Task brief
Could you copy each line of the listing below that has the word "between"?
----
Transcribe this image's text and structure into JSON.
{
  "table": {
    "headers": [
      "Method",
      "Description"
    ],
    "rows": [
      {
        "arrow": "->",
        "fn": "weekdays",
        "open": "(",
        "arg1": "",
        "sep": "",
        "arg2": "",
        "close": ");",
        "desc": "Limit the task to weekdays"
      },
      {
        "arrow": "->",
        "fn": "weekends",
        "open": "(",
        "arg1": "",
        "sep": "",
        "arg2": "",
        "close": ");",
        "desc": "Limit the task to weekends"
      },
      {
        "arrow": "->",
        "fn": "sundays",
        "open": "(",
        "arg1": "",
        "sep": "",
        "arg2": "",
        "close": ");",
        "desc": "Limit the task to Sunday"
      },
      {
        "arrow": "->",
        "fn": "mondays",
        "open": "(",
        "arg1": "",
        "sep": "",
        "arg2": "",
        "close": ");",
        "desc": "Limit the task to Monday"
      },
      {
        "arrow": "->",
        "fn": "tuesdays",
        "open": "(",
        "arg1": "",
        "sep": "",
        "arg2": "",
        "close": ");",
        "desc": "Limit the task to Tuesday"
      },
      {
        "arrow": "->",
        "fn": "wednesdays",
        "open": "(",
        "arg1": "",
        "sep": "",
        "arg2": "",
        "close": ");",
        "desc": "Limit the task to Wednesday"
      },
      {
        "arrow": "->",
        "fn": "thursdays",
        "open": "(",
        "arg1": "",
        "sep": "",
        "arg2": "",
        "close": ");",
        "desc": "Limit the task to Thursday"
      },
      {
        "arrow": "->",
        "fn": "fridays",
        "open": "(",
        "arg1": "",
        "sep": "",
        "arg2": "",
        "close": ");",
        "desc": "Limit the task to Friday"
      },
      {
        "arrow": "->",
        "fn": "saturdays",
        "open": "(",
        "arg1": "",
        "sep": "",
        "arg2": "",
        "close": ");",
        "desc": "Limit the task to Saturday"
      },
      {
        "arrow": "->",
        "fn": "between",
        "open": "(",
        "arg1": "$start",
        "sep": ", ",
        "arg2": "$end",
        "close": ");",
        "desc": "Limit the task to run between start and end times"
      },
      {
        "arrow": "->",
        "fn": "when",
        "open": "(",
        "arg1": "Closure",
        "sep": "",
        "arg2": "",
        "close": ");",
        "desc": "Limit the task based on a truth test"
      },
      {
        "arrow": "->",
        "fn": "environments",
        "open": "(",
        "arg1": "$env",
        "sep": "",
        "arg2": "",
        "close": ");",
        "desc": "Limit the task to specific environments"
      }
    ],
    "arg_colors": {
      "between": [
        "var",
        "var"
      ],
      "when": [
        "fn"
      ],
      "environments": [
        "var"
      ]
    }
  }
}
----
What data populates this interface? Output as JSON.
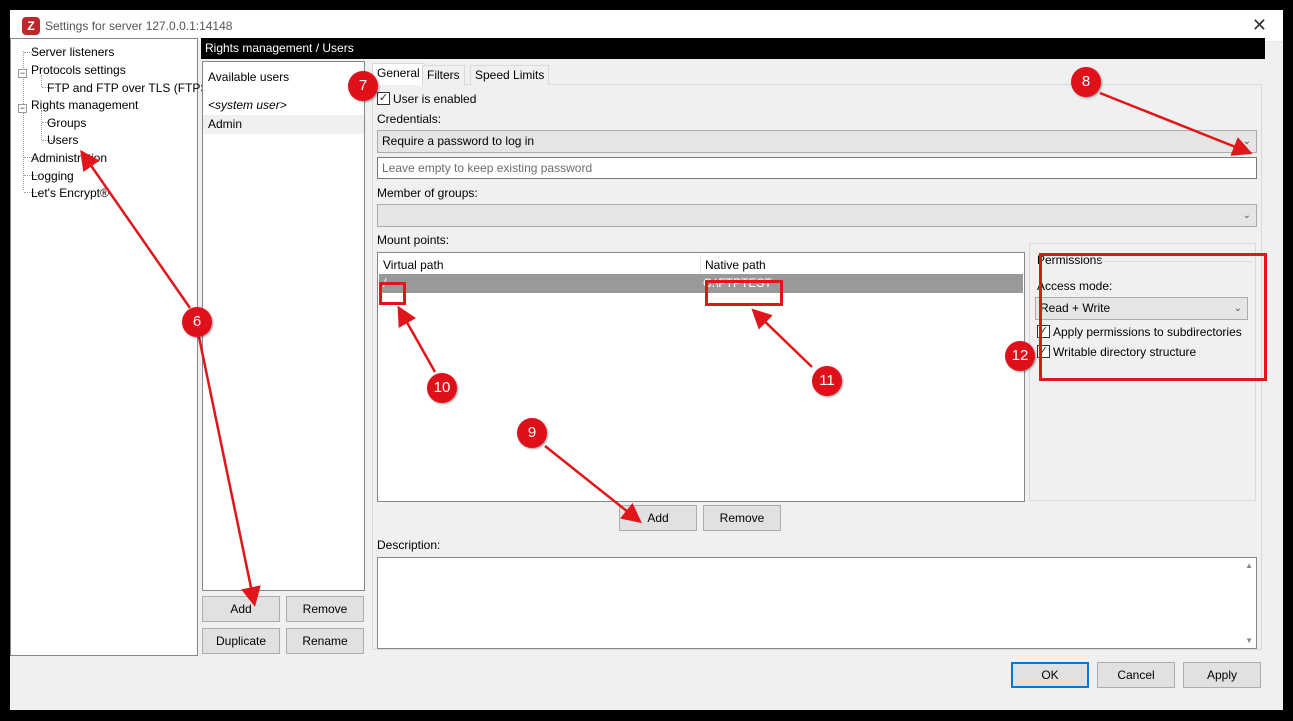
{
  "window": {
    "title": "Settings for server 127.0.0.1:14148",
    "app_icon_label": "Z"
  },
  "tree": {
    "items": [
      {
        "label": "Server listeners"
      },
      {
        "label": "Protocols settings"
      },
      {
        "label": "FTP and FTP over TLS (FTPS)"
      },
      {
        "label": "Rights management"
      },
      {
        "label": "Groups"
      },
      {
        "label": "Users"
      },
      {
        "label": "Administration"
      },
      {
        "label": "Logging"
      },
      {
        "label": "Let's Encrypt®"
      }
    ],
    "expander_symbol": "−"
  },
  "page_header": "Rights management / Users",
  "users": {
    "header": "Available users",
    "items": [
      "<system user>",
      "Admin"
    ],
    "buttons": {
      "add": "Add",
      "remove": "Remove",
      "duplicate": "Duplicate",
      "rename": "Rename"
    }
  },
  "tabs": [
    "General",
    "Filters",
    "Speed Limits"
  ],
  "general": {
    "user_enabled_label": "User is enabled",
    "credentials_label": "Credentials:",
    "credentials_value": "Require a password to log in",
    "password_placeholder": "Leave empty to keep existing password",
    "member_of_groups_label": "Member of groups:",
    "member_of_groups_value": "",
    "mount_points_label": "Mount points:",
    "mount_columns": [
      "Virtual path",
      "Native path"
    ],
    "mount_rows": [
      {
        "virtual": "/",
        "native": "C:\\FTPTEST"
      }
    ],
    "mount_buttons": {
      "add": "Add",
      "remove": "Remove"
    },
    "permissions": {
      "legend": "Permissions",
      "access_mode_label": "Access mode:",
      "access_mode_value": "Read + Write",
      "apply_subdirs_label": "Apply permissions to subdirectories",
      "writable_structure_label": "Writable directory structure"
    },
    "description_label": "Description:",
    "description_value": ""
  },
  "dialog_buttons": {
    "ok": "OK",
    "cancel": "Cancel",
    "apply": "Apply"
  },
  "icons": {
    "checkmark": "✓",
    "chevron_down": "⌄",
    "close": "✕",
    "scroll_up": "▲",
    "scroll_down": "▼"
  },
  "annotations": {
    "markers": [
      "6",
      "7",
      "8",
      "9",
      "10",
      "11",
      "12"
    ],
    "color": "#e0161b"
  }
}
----
Task solution
        "fn": "between",
        "desc": "Limit the task to run between start and end times"
      "between": [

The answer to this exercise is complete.